I have never sampled the higher end of Irish cuisine, despite visiting Dublin multiple times, so it was with bated breath that we pushed back the curtain as we entered.
We were greeted by a very friendly waitress and directed through to a modern, chic space with a vast, open kitchen clanging away in the background.
The energy was high, and although the space resembled the bar of a theatre or a very well-to-do private school’s canteen, little details hint at the restaurant’s Irish routes.
A prevailing dark green colour and the pub-like drinks area create a casual yet stylish dining experience.
When we’re all settled, a beaming Corrigan introduced himself, getting the evening off to a friendly start.
Despite two rather disappointing Shoreditch sours which lived up to their names rather too literally, we were quickly on to the grub.
Warmed by the open wood fire oven, the first plate, an “Irish taramasalata”, glides onto our table.
The creamy cottage cheese sauce with cod roe and smoked salmon cubes, topped with brittle, crunchy bread makes for a wonderful beginning.
Next, some lovely rye bread, accompanied by some rather pedestrian butter, gives us a break before the next dish arrives.
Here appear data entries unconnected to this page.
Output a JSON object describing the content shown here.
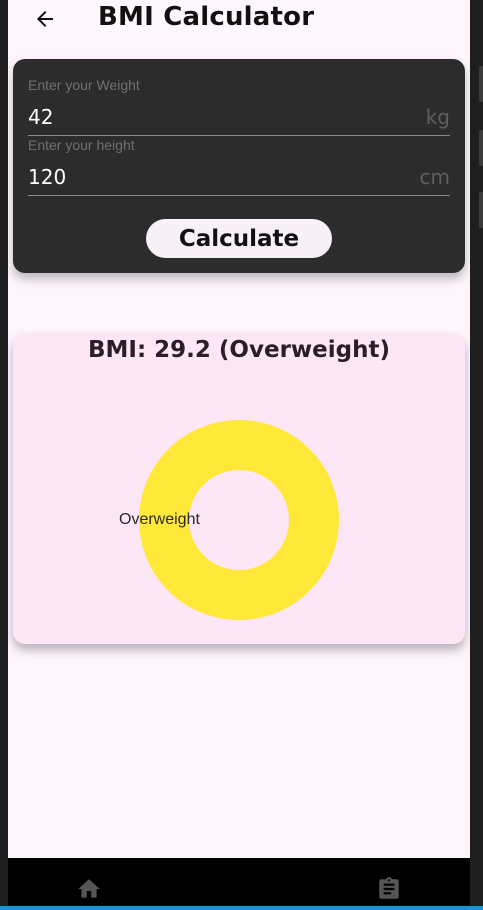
{
  "appbar": {
    "title": "BMI Calculator",
    "back_icon": "arrow-left-icon"
  },
  "inputs": {
    "weight": {
      "hint": "Enter your Weight",
      "value": "42",
      "unit": "kg"
    },
    "height": {
      "hint": "Enter your height",
      "value": "120",
      "unit": "cm"
    },
    "calculate_label": "Calculate"
  },
  "result": {
    "bmi_label": "BMI: 29.2 (Overweight)",
    "category": "Overweight",
    "bmi_value": 29.2,
    "colors": {
      "category_color": "#ffe838",
      "card_background": "#fde6f6"
    }
  },
  "bottom_nav": {
    "items": [
      {
        "icon": "home-icon"
      },
      {
        "icon": "clipboard-icon"
      }
    ]
  },
  "theme": {
    "card_dark": "#2c2c2c",
    "screen_bg": "#fdf6fd",
    "nav_bg": "#000000",
    "accent_line": "#1f8fd6"
  }
}
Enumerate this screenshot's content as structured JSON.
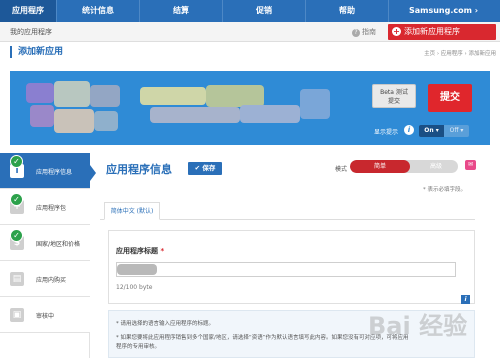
{
  "nav": {
    "items": [
      "应用程序",
      "统计信息",
      "结算",
      "促销",
      "帮助",
      "Samsung.com ›"
    ]
  },
  "subbar": {
    "my_apps": "我的应用程序",
    "guide": "指南",
    "add_app": "添加新应用程序"
  },
  "page": {
    "title": "添加新应用",
    "breadcrumb": "主页 › 应用程序 › 添加新应用"
  },
  "banner": {
    "beta_line1": "Beta 测试",
    "beta_line2": "提交",
    "submit": "提交",
    "show_hint": "显示提示",
    "toggle_on": "On ▾",
    "toggle_off": "Off ▾"
  },
  "sidebar": {
    "items": [
      {
        "label": "应用程序信息",
        "icon": "info-icon",
        "checked": true,
        "active": true
      },
      {
        "label": "应用程序包",
        "icon": "package-icon",
        "checked": true,
        "active": false
      },
      {
        "label": "国家/地区和价格",
        "icon": "dollar-icon",
        "checked": true,
        "active": false
      },
      {
        "label": "应用内购买",
        "icon": "purchase-icon",
        "checked": false,
        "active": false
      },
      {
        "label": "审核中",
        "icon": "review-icon",
        "checked": false,
        "active": false
      }
    ]
  },
  "main": {
    "section_title": "应用程序信息",
    "save": "✔ 保存",
    "mode_label": "模式",
    "mode_simple": "简单",
    "mode_advanced": "高级",
    "required_note": "* 表示必填字段。",
    "tab_active": "简体中文 (默认)",
    "field_label": "应用程序标题",
    "field_required": "*",
    "char_count": "12/100 byte",
    "notes": [
      "* 请用选择的语言输入应用程序的标题。",
      "* 如果您要将此应用程序销售到多个国家/地区，请选择“资语”作为默认语言填写此内容。如果您没有可对应项，可将应用",
      "  程序的专用审核。"
    ]
  },
  "watermark": "Bai 经验",
  "colors": {
    "brand_blue": "#2a6fb8",
    "accent_red": "#d9282f",
    "success_green": "#2ca14b"
  }
}
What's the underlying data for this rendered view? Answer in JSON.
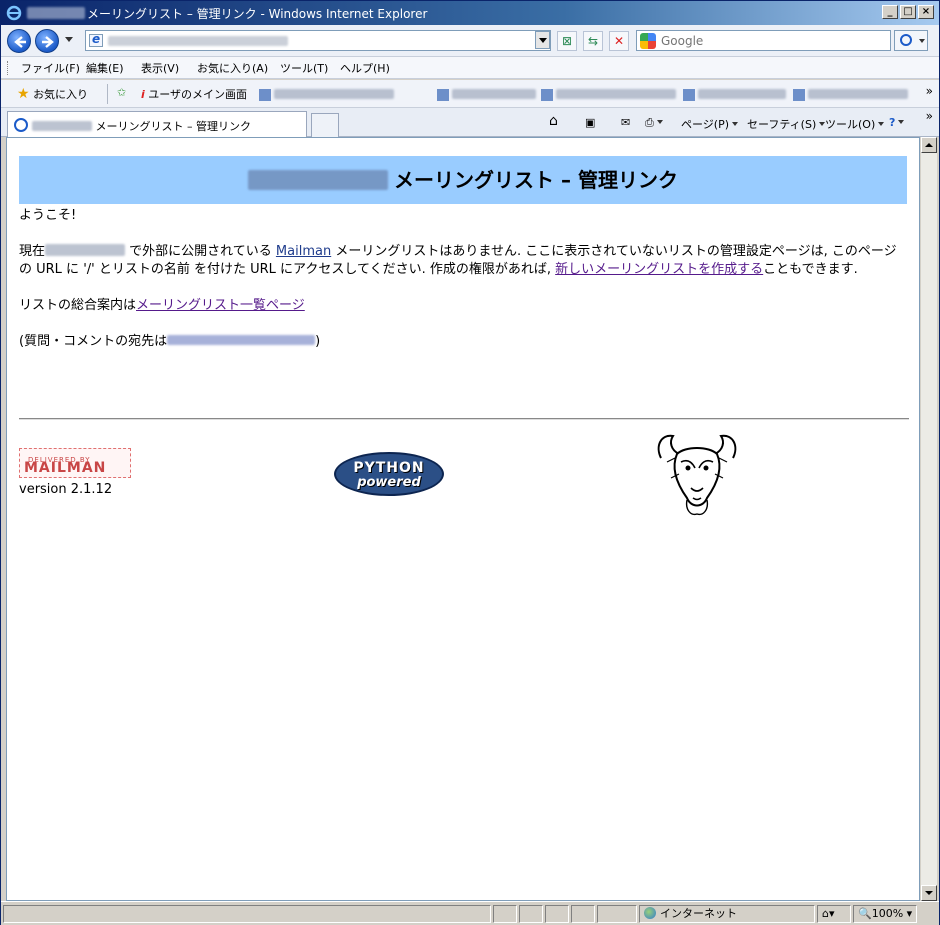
{
  "window": {
    "title": "メーリングリスト – 管理リンク - Windows Internet Explorer",
    "controls": {
      "minimize": "_",
      "maximize": "□",
      "close": "×"
    }
  },
  "addressbar": {
    "search_placeholder": "Google"
  },
  "menu": [
    "ファイル(F)",
    "編集(E)",
    "表示(V)",
    "お気に入り(A)",
    "ツール(T)",
    "ヘルプ(H)"
  ],
  "favorites": {
    "favorites_label": "お気に入り",
    "main_screen_label": "ユーザのメイン画面"
  },
  "tab": {
    "title": "メーリングリスト – 管理リンク"
  },
  "command_bar": {
    "page_label": "ページ(P)",
    "safety_label": "セーフティ(S)",
    "tools_label": "ツール(O)"
  },
  "page": {
    "heading": "メーリングリスト – 管理リンク",
    "welcome": "ようこそ!",
    "intro_prefix": "現在",
    "intro_middle": "で外部に公開されている",
    "mailman_link": "Mailman",
    "intro_suffix": "メーリングリストはありません. ここに表示されていないリストの管理設定ページは, このページの URL に '/' とリストの名前 を付けた URL にアクセスしてください. 作成の権限があれば,",
    "create_link": "新しいメーリングリストを作成する",
    "intro_end": "こともできます.",
    "overview_prefix": "リストの総合案内は",
    "overview_link": "メーリングリスト一覧ページ",
    "contact_prefix": "(質問・コメントの宛先は",
    "contact_suffix": ")",
    "mailman_logo_top": "DELIVERED BY",
    "mailman_logo_main": "MAILMAN",
    "version": "version 2.1.12",
    "python_logo_top": "PYTHON",
    "python_logo_bottom": "powered"
  },
  "status": {
    "zone": "インターネット",
    "zoom": "100%"
  },
  "colors": {
    "banner": "#99ccff",
    "link": "#551a8b"
  }
}
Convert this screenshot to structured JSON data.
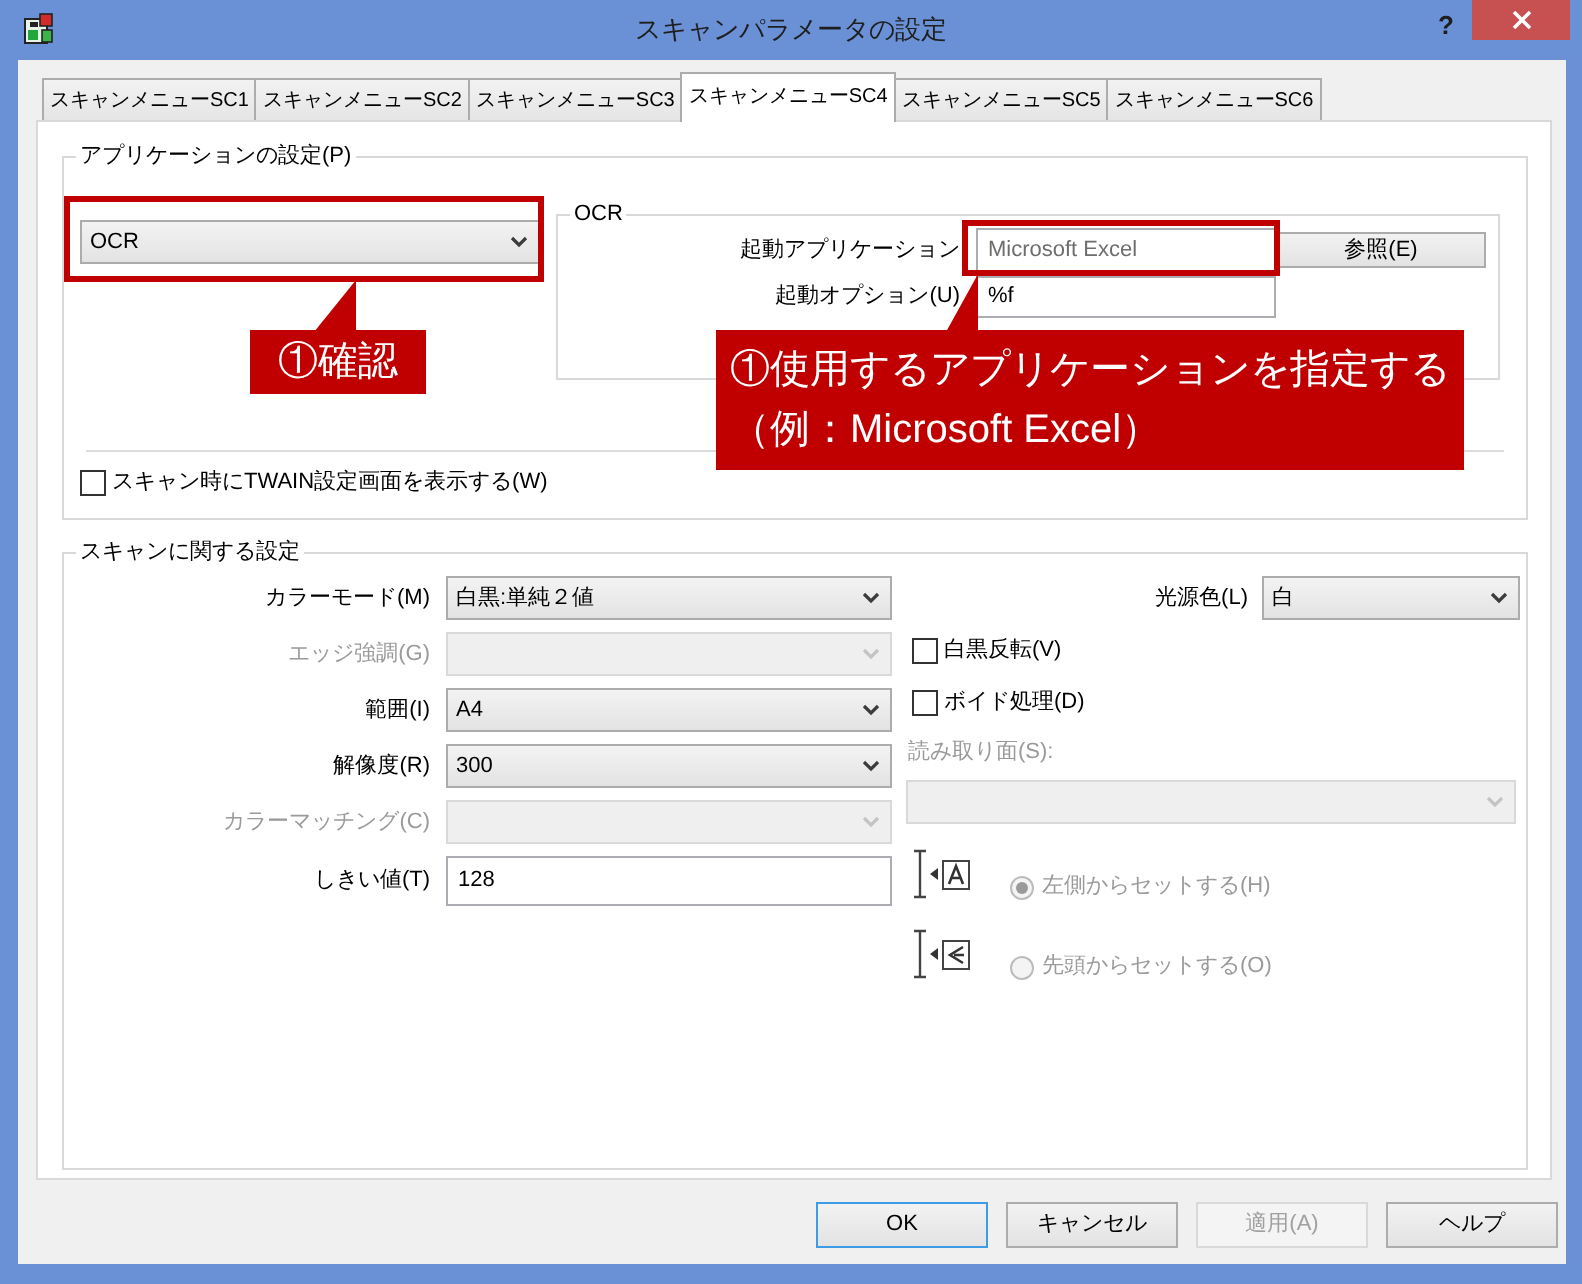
{
  "window": {
    "title": "スキャンパラメータの設定",
    "help_button": "?"
  },
  "tabs": [
    {
      "label": "スキャンメニューSC1",
      "selected": false
    },
    {
      "label": "スキャンメニューSC2",
      "selected": false
    },
    {
      "label": "スキャンメニューSC3",
      "selected": false
    },
    {
      "label": "スキャンメニューSC4",
      "selected": true
    },
    {
      "label": "スキャンメニューSC5",
      "selected": false
    },
    {
      "label": "スキャンメニューSC6",
      "selected": false
    }
  ],
  "application_settings": {
    "legend": "アプリケーションの設定(P)",
    "application_dropdown": {
      "value": "OCR"
    },
    "ocr_group": {
      "legend": "OCR",
      "fields": [
        {
          "label": "起動アプリケーション",
          "value": "Microsoft Excel",
          "readonly": true
        },
        {
          "label": "起動オプション(U)",
          "value": "%f",
          "readonly": false
        }
      ],
      "browse_button": "参照(E)"
    },
    "show_twain_checkbox": {
      "label": "スキャン時にTWAIN設定画面を表示する(W)",
      "checked": false
    }
  },
  "scan_settings": {
    "legend": "スキャンに関する設定",
    "rows": [
      {
        "kind": "dropdown",
        "label": "カラーモード(M)",
        "value": "白黒:単純２値",
        "disabled": false
      },
      {
        "kind": "dropdown",
        "label": "エッジ強調(G)",
        "disabled": true
      },
      {
        "kind": "dropdown",
        "label": "範囲(I)",
        "value": "A4",
        "disabled": false
      },
      {
        "kind": "dropdown",
        "label": "解像度(R)",
        "value": "300",
        "disabled": false
      },
      {
        "kind": "dropdown",
        "label": "カラーマッチング(C)",
        "disabled": true
      },
      {
        "kind": "text_field",
        "label": "しきい値(T)",
        "value": "128",
        "disabled": false
      }
    ],
    "light_source": {
      "label": "光源色(L)",
      "value": "白"
    },
    "checkboxes": [
      {
        "label": "白黒反転(V)",
        "checked": false
      },
      {
        "label": "ボイド処理(D)",
        "checked": false
      }
    ],
    "read_side": {
      "label": "読み取り面(S):",
      "disabled": true
    },
    "feed_options": [
      {
        "label": "左側からセットする(H)",
        "selected": true,
        "disabled": true
      },
      {
        "label": "先頭からセットする(O)",
        "selected": false,
        "disabled": true
      }
    ]
  },
  "buttons": [
    {
      "label": "OK",
      "default": true,
      "disabled": false
    },
    {
      "label": "キャンセル",
      "default": false,
      "disabled": false
    },
    {
      "label": "適用(A)",
      "default": false,
      "disabled": true
    },
    {
      "label": "ヘルプ",
      "default": false,
      "disabled": false
    }
  ],
  "callouts": [
    {
      "lines": [
        "①確認"
      ]
    },
    {
      "lines": [
        "①使用するアプリケーションを指定する",
        "（例：Microsoft Excel）"
      ]
    }
  ]
}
With the chef’s special consisting of six dishes, at a very reasonable £45 a head, the evening stretches inexorably before us.
A crab and pickled pear salad lands next and the evening begins to swing.
The crab is so fresh and perfectly complemented by a tart sauce, with the pear and cinnamon topping dancing in the mouth – a dance that I could happily enjoy every day without tiring of it.
Having forced down the cocktails, we readily clutched a refreshing glass of Marco De Bartoli wine.
A visually stunning but controversial dish arrives, which I loved but my partner didn’t touch – two oysters shells filled with a beef tartare, and an oyster emulsion.
The oysters are as light as air, rich as a Russian oligarch, and the emulsion has all the joyful taste of shellfish without any of the slimy indignity. We should just emulsionise – emulse? – everything and live through a tube!
Now into the mains, and a twist on the Dover sole, which is oven-baked and accompanied by kale, Muscat grapes and a very simple sauce of chicken stock and sherry. The dish is a hit and devoured speedily.
The second star of the evening arrives shortly after – a pork chop with cubed pineapple and a sweet lychee and mint sauce, which is surprisingly complex, served with red cabbage coleslaw.
This mix of sweet and savoury, hard and soft, salty and citrus astounds, and is a novel way of approaching a rather tired classic.
After a glass of Radford Dale Chardonnay, our palettes are ready and awake.
We dive into the dessert, a dark and milk chocolate mousse that causes a small battle on the table and a few polite snaps over the last spoon.
After enjoying a Killahora Ice Wine from Cork, which conjures up an image of morning sun breaking over an orchard, the evening is sealed with two luxurious Irish coffees which sent us off into the night warm and rosy, and beyond a little light-headed.
Named after the daughter of Biddy Mulligan, a legendary Irish street seller, and pulling many ingredients from Corrigan’s country estate Virginia Park Lodge, the links to the Emerald Isle are clear.
The restaurant has only been open a month, and with the clever flavours and reasonable prices (for fine dining at least), the only thing missing is a little more Irish charm.
Moving away from stereotypical ideas of Irish food is great, and also what makes this such an exciting new venue, but the contrast between the frantic fiddles of the folk music in the background and the rather bland interior is a minor foible in this most delicious of evenings.